▶ [Instructions for the task]: Pick out all lines in the listing holding the string "JSON" and copy them.

▶ [Dataset content]:
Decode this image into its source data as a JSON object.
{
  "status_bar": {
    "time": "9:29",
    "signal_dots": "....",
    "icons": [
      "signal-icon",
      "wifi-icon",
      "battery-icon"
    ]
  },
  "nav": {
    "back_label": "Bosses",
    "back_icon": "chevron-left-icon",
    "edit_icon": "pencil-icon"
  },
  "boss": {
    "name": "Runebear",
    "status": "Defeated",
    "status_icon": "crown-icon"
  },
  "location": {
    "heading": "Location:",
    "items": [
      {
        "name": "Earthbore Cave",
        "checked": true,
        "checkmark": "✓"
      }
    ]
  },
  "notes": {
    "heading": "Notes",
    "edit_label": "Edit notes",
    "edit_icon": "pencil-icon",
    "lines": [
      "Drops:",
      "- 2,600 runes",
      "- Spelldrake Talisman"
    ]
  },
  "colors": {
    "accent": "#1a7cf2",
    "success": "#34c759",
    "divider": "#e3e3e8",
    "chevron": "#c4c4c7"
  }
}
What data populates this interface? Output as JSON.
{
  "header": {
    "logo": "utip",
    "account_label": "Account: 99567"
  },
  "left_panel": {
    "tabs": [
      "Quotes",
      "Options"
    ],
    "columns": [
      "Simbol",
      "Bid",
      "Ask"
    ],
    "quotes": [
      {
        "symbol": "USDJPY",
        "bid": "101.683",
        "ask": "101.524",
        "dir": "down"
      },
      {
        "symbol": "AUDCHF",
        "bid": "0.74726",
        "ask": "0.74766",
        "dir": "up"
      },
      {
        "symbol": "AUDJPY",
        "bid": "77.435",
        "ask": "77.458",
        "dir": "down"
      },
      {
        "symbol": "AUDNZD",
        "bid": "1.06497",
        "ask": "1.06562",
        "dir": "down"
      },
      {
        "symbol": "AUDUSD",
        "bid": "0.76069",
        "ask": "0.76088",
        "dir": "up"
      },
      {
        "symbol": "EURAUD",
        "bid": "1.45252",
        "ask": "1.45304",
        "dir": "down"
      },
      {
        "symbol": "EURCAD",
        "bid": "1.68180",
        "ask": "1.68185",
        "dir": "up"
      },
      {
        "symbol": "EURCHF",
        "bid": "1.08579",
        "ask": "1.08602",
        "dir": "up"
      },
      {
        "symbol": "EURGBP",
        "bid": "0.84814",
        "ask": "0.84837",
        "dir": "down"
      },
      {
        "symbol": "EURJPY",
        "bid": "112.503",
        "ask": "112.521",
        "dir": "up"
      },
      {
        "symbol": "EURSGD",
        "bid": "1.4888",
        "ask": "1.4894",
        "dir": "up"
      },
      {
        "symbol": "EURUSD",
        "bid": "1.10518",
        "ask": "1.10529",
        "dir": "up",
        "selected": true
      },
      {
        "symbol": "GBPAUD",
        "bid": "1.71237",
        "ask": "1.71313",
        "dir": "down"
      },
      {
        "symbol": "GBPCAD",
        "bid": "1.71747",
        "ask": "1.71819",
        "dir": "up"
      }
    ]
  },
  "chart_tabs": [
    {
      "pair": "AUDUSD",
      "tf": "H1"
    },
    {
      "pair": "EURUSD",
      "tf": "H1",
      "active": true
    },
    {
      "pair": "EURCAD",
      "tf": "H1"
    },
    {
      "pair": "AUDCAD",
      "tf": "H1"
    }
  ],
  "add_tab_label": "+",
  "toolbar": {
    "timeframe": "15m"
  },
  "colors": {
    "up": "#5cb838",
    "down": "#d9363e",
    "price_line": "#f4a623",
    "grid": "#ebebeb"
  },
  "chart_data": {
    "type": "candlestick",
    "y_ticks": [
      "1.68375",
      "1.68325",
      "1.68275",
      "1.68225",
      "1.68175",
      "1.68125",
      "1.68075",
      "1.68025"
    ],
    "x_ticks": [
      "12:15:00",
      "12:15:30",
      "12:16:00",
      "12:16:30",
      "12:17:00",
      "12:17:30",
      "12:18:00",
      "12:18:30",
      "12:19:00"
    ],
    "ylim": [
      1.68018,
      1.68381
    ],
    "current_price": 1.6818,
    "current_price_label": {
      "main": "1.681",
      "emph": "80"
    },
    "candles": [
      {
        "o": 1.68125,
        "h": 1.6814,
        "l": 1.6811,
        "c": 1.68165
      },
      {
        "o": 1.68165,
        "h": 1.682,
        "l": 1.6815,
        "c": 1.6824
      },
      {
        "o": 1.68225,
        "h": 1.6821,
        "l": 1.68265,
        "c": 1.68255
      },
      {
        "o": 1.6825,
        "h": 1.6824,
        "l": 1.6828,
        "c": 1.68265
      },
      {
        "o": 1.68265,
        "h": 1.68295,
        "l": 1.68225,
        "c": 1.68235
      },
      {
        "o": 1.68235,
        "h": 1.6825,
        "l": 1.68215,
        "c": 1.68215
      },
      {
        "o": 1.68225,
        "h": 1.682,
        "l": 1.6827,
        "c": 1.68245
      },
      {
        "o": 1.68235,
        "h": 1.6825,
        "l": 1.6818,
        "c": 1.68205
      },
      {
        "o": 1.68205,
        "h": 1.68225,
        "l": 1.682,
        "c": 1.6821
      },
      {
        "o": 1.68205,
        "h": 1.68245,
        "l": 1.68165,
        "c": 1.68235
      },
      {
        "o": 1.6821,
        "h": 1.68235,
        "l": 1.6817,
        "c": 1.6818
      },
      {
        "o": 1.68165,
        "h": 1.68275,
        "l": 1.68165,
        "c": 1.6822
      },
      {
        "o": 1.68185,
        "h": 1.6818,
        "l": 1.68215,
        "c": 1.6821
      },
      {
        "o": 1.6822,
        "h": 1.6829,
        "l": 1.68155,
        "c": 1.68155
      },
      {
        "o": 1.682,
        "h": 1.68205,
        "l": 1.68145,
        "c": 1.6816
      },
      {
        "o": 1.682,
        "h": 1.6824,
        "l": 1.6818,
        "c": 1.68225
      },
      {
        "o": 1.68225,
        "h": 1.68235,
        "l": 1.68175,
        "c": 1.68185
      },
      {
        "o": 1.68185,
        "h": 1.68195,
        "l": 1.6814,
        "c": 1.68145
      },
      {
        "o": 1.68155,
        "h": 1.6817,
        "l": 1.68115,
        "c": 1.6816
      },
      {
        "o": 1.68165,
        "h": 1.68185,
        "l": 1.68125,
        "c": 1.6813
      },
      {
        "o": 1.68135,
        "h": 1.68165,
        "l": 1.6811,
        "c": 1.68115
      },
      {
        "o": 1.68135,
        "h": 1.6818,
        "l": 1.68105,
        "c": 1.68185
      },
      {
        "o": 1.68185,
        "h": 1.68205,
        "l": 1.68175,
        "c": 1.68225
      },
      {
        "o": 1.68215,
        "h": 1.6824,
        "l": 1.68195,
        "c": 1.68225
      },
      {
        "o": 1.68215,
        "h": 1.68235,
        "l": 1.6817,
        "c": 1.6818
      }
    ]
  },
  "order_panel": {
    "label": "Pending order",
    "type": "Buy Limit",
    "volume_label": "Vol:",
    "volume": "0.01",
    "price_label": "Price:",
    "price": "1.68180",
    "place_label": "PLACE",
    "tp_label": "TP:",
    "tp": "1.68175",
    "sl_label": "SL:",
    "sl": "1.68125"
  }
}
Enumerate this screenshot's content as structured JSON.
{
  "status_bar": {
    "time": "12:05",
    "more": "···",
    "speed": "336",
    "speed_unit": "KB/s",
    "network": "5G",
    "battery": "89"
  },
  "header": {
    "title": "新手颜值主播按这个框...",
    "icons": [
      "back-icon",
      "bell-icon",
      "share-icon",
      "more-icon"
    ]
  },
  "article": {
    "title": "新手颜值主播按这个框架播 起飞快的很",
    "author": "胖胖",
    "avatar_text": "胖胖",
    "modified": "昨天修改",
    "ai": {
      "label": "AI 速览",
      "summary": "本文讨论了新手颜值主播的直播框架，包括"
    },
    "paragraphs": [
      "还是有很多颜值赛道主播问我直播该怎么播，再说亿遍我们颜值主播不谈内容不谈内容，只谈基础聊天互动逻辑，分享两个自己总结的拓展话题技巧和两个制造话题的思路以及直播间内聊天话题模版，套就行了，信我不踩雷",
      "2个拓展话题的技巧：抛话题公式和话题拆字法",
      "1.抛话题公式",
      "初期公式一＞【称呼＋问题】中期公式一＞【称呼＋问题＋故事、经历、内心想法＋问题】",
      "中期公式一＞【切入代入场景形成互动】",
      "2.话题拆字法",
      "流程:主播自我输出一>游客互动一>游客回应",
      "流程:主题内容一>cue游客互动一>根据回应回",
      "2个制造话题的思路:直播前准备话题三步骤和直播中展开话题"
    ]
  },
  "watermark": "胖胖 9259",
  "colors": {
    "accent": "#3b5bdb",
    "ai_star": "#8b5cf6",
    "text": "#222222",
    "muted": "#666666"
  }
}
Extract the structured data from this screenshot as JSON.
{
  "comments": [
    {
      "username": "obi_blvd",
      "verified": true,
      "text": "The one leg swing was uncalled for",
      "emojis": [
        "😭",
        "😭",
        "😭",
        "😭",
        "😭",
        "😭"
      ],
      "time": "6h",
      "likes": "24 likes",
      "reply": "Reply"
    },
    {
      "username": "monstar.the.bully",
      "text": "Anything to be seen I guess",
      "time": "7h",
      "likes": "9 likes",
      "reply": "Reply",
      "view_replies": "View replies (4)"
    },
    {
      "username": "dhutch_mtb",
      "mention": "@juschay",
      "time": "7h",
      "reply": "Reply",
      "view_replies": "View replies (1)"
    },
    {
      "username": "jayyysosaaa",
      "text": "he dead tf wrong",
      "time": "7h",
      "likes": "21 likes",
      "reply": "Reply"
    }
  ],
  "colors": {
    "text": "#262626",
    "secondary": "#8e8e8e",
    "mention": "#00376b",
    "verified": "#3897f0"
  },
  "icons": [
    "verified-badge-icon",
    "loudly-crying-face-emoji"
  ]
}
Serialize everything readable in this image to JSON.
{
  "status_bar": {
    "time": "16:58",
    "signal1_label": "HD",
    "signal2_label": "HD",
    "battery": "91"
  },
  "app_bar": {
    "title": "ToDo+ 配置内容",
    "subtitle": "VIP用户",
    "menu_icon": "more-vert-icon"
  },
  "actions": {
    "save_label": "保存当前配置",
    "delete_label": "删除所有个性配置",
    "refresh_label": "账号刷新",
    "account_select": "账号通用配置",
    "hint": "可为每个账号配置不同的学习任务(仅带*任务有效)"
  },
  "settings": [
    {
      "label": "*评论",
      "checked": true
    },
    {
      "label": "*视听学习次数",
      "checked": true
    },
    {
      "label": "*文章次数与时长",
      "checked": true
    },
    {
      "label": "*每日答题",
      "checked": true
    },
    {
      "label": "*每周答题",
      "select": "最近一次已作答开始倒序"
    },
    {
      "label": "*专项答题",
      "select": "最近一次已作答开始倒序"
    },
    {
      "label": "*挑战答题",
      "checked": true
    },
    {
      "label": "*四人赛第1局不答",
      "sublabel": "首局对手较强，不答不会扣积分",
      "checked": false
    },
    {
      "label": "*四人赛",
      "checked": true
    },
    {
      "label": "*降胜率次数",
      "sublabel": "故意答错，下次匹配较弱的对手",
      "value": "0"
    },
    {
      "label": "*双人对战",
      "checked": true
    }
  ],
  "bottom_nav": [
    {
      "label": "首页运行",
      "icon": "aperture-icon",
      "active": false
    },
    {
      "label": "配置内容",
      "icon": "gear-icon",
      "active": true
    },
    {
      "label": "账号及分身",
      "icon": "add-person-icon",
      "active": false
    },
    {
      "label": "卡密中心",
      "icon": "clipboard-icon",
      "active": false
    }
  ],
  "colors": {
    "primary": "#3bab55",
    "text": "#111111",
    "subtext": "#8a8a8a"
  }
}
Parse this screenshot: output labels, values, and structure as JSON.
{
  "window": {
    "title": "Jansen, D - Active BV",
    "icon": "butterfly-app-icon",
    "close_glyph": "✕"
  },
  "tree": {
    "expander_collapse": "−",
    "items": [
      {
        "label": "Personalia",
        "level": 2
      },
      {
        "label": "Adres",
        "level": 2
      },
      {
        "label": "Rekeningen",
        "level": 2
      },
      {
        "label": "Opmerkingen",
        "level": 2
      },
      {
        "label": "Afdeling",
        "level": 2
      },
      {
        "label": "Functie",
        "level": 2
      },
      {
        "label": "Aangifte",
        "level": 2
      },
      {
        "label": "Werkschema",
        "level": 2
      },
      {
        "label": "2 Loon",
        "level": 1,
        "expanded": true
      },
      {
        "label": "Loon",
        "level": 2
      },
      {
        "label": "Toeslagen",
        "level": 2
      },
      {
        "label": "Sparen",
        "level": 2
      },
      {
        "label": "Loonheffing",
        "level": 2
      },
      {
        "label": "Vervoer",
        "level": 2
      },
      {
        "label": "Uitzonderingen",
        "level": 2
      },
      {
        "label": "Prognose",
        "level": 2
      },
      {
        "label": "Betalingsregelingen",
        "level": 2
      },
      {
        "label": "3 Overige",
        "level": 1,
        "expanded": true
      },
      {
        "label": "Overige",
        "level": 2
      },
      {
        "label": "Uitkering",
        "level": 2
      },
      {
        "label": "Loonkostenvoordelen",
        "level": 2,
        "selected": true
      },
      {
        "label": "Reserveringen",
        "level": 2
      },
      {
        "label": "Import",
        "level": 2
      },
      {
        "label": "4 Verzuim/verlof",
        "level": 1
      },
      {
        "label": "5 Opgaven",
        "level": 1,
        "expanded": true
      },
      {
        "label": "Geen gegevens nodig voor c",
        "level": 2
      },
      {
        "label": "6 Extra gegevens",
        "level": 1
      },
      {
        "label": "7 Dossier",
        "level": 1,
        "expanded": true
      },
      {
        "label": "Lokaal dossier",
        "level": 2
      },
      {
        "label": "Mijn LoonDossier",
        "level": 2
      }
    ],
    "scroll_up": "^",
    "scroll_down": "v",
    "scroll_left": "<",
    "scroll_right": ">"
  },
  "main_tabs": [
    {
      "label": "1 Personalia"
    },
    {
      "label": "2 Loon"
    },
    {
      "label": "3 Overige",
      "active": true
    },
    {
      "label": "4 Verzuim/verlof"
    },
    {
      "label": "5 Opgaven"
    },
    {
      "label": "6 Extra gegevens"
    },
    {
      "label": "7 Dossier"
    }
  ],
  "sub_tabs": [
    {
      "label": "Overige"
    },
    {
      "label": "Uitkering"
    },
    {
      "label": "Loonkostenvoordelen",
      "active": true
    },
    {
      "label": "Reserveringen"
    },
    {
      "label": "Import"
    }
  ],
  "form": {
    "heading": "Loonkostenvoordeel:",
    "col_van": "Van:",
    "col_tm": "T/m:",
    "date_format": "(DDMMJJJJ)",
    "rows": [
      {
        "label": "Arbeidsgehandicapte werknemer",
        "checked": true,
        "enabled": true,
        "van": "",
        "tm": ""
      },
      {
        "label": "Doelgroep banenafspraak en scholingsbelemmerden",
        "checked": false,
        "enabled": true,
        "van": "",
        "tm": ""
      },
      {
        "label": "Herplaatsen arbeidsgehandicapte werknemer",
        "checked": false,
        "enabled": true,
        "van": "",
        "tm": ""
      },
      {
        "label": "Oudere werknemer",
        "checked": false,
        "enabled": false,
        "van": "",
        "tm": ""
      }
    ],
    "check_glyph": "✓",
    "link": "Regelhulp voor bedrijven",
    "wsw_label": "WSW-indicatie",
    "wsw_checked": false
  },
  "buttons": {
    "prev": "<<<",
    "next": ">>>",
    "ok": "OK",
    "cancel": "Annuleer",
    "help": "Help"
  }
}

▶ [Task answer]:
Decode this image into its source data as a JSON object.
What data populates this interface? Output as JSON.
Enumerate this screenshot's content as structured JSON.
Extract the structured data from this screenshot as JSON.
Serialize everything readable in this image to JSON.
Parse this screenshot: output labels, values, and structure as JSON.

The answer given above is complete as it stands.